I don't normally review Java, but your code looks like it should work. You might consider using the
synchronised language feature instead in this instance, as you are not gaining anything from manually using
ReentrantReadWriteLock (e.g. you don't have anything which uses a
Read lock (e.g.
I appreciate that you want to use a minimal subset of the
JDK, but I'd still advocate a
Stack as the backing data-structure, since it (unsurprisingly) better represents the data, and in doing so reduces the opportunity for errors (e.g. ensuring you remove the topmost element, etc).
return null in
pop is not great, as your data-structure could just as well hold a
null; it should either
throw when you try to remove an element that doesn't exist, or you should provide some wrapper type which indicates whether a value was retrieved. At a minimum, the fact that the method returns
null when the queue is empty should be clearly documented.
return null is to remain, I'd move it (or indeed a
throw which replaces it) into an
else clause within the
try...catch, so that it is closer to the logic which determines it. Others might suggest inverting the
if, so that you
return null on
list.isEmpty(), and perform the meaningful operation otherwise.
"In finally" to the console might be useful for debugging, but as a consumer, this would infuriate me. Your class should provide a meaningful interface, and it shouldn't have any such unnecessary external influence.
You might consider making
final, which will ensure they are assigned within the constructor, and prevent their being overwritten by accident. The type isn't disposable, so there is no need to clear the references at any point.
Be consistent in your styling: you use
this.list, and then on the next line just
lock.
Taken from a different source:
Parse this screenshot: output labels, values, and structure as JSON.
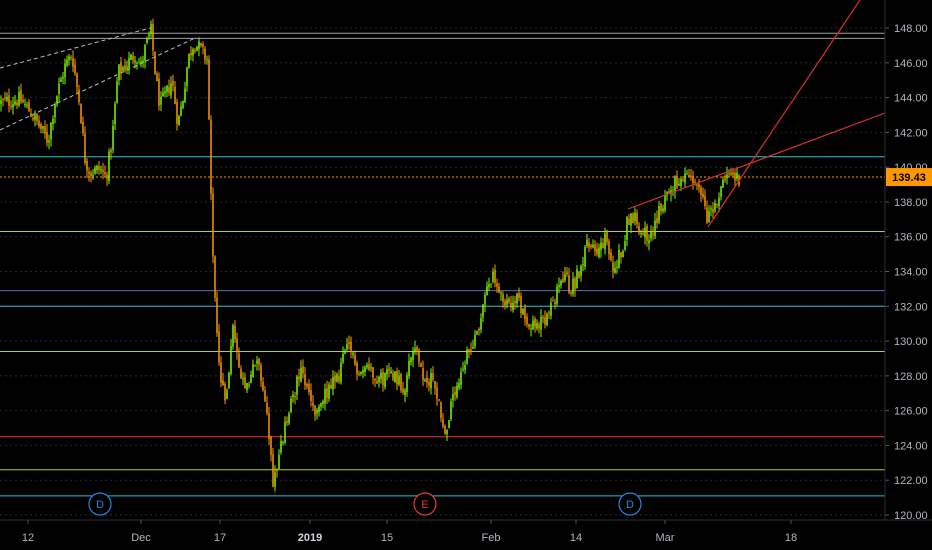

You've also a random empty line half way through
push, with the rest of your code devoid of any spacing.